Figure 3(c) shows FITC fluorescence intensities at different times (0 s, 200 s, 250 s, and 300 s after continuous injection of FITC at an inlet port) along the diameter of a single via (65 μm wide) covered by a brain slice and at different distances from the center of the via. As is evident from the constant final intensities and lack of broadening of the fluorescence intensity profiles, mass transport of the FITC dye solution through the brain slice and through the ACSF solution of the bulk bath occurs at a constant rate. From Fig. 3(c) it is clear that the dye is driven through the brain slice and finally into the bulk ACSF by forced convection as a result of constant pumping through the porous structure of the slice. In contrast, if the transport was diffusion driven, the resulting fluorescence curve would be expected to broaden while the baseline would rise with time and the peak value would remain unchanged. In previous work (Mohammed et al. 2008) we obtained similar convection driven results by using transient passive pumping as a driving force. The difference in those profiles is that they were not as smooth as with constant pumping, narrowing rapidly around the peaks after reaching their maximum intensities. Therefore, passive pumping method provides precise control over fluid delivery and eliminates the need for tubing, connectors, and pumps. However, if longer stimulating time windows are required, then multiple passive pumping injections of the same chemical compound are difficult without adapting complex pulsing methods (Resto et al. 2010) and constant fluid pumping with standard perfusion setups may prove simpler.
Modeling of the flow of fluids through a μBSD and through a volume that mimics a brain slice was conducted with CFD-ACE + multi-physics software.
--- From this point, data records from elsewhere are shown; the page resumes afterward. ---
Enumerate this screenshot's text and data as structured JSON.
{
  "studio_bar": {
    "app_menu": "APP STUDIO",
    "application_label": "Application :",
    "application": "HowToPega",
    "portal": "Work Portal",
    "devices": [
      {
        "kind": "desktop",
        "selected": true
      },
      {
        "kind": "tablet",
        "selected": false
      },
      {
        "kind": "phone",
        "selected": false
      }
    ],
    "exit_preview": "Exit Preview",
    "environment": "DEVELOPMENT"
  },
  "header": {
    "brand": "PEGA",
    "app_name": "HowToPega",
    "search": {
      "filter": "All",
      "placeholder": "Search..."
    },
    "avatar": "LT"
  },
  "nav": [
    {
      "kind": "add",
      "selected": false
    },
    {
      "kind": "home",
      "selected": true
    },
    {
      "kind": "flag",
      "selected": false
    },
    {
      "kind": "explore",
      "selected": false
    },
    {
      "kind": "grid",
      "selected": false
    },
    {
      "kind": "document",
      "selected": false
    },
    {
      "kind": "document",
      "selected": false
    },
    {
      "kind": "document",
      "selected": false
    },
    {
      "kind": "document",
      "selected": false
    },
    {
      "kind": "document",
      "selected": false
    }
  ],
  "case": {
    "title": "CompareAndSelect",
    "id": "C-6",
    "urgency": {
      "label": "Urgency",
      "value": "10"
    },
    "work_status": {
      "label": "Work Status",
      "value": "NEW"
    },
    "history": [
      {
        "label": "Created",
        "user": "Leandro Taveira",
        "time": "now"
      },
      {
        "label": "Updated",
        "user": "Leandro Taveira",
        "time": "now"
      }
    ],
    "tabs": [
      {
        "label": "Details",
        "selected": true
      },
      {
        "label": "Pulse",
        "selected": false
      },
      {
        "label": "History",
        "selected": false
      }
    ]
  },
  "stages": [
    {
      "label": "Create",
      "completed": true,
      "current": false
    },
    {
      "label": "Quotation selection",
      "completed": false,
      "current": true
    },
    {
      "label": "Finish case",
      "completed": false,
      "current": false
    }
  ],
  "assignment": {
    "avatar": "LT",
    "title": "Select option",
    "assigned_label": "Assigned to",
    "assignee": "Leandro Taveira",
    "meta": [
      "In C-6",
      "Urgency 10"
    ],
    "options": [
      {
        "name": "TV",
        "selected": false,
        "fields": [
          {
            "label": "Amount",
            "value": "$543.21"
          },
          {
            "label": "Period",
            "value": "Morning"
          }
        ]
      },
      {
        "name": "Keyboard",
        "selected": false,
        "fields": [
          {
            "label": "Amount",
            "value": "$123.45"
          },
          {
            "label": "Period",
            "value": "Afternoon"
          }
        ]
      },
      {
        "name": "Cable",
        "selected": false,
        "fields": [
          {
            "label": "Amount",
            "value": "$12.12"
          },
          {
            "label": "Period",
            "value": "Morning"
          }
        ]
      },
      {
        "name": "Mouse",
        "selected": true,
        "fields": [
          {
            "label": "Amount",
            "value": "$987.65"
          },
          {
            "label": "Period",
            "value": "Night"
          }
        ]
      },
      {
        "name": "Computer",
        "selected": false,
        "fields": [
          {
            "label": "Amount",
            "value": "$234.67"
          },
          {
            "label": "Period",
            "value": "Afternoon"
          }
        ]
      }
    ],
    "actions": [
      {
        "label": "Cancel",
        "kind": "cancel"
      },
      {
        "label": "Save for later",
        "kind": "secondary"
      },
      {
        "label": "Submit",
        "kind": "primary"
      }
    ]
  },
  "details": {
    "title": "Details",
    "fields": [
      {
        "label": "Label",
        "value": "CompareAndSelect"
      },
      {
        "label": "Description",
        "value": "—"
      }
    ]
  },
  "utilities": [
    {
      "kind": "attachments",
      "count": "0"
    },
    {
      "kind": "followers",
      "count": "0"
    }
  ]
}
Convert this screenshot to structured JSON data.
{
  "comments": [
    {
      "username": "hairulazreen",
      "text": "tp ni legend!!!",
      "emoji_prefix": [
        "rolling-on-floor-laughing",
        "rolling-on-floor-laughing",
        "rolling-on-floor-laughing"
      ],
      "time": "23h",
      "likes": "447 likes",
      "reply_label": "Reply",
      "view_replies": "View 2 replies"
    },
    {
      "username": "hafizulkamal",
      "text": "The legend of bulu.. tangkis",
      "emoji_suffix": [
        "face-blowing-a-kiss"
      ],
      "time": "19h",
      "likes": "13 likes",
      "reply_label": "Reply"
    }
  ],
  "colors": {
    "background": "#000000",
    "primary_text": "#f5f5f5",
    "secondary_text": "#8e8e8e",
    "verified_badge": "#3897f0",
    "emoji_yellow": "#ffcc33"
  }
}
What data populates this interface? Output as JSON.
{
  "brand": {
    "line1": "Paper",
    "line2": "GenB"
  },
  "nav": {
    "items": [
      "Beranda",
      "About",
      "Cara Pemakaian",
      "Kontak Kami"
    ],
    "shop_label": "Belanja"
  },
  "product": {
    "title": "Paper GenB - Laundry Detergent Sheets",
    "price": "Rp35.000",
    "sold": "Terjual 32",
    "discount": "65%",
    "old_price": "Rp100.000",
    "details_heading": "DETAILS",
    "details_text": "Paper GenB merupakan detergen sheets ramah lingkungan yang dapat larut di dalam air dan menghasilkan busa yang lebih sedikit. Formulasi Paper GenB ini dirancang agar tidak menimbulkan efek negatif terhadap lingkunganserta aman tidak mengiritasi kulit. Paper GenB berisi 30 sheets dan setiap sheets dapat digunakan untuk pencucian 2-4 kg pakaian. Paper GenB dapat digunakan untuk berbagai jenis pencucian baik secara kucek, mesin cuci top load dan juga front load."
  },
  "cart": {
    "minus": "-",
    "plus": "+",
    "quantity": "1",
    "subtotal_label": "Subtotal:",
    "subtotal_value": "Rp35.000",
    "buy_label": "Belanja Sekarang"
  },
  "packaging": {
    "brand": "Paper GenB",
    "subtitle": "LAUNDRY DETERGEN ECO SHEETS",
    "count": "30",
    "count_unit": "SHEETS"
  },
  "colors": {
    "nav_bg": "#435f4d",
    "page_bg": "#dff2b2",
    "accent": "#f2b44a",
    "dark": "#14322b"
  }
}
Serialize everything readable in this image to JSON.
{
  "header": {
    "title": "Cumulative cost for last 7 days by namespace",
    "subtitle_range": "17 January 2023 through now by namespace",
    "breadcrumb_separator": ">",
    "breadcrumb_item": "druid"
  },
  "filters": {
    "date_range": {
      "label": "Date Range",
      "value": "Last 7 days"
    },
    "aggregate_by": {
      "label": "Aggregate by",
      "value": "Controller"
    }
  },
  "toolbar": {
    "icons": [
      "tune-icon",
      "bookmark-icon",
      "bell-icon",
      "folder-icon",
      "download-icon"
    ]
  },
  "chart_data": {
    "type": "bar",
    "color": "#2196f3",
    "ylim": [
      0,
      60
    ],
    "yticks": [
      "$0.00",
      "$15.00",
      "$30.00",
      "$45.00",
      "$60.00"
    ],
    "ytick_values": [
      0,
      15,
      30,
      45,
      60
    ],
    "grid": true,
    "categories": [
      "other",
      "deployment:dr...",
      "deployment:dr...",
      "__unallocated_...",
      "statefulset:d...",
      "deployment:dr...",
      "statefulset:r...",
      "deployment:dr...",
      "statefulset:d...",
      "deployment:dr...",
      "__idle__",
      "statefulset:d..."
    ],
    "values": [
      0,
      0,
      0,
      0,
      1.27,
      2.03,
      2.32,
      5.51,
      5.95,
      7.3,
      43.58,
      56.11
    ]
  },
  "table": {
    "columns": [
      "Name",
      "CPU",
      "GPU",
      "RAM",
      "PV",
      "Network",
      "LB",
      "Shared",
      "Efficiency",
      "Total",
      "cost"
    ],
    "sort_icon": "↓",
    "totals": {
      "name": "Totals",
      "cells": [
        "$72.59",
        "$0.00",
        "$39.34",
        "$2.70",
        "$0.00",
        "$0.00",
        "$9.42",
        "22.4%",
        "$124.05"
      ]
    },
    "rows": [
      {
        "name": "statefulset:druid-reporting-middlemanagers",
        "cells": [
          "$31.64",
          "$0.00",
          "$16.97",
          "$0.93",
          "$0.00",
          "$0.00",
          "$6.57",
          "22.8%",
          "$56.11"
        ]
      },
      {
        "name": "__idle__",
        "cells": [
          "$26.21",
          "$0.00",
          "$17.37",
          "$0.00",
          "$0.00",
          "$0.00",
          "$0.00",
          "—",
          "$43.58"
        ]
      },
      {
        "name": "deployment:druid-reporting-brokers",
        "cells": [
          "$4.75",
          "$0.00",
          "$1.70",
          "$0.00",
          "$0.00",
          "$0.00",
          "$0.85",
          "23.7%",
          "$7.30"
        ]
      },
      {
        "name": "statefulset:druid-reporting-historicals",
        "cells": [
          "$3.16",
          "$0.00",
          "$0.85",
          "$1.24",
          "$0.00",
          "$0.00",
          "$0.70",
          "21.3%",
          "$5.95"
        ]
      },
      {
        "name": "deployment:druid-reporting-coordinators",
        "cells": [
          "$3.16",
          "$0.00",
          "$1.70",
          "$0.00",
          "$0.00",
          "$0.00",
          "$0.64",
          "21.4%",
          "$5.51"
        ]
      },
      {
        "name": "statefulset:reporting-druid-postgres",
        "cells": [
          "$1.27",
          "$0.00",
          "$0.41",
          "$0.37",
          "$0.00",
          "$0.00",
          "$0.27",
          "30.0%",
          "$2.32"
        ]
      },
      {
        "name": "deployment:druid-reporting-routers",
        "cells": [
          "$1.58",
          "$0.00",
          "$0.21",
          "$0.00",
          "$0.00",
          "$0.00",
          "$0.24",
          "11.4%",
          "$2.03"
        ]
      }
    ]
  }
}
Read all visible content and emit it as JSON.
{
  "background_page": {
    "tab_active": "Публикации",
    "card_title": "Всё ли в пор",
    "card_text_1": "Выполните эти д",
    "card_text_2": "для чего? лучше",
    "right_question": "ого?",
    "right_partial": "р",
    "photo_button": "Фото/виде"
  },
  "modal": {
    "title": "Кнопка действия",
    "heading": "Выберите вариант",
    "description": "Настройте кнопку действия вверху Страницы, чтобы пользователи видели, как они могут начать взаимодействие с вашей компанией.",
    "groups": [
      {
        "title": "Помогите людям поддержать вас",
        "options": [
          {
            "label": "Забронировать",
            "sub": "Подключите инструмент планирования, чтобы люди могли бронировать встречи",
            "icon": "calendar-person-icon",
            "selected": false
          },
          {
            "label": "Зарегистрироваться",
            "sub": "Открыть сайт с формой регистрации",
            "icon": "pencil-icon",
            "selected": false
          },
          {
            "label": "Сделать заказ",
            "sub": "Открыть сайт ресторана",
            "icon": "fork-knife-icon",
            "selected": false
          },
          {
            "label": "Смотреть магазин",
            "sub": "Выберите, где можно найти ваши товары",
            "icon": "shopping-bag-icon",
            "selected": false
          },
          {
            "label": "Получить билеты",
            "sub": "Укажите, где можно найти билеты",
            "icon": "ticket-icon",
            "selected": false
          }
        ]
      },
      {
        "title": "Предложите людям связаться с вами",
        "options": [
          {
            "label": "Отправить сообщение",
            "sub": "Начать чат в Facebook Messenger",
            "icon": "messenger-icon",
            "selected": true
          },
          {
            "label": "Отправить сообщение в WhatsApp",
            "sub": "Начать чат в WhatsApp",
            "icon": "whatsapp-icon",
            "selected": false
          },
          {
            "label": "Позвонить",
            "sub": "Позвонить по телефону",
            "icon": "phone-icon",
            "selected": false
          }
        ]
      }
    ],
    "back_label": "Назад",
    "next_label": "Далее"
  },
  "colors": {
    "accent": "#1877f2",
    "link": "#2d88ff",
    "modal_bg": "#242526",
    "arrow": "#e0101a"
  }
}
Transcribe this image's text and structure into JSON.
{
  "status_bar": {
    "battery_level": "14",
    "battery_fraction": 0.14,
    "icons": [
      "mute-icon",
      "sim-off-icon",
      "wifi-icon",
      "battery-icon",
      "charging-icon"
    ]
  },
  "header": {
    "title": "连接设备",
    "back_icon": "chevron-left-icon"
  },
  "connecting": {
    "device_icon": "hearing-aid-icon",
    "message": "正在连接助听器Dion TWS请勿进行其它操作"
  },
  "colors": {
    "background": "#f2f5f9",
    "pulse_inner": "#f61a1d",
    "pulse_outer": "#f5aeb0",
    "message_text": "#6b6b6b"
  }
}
The simulations obtained from these methods accurately predicted the fluorescence microscopy observations of the flow of liquid chemicals through a μBSD. Therefore, the simulation results obtained from this study provide a reliable tool for understanding the flow of bath and delivered microfluidic flows through the μBSD and for controlling the in vitro microenvironment that ensues during operation. Furthermore, although our current model of a brain slice adopts several assumptions to simplify the analysis, the simulation data is found to be in good enough agreement with actual experimental results to be useful for physiology research.
Funding was provided by NIH MH–085073 (CPF, DTE), NIH MH-64611 (CPF), and a NARSAD Young Investigator Award (CPF).
Open Access This article is distributed under the terms of the Creative Commons Attribution Noncommercial License which permits any noncommercial use, distribution, and reproduction in any medium, provided the original author(s) and source are credited.
Hector H. Caicedo and Maximiliano Hernandez contributed equally to this work.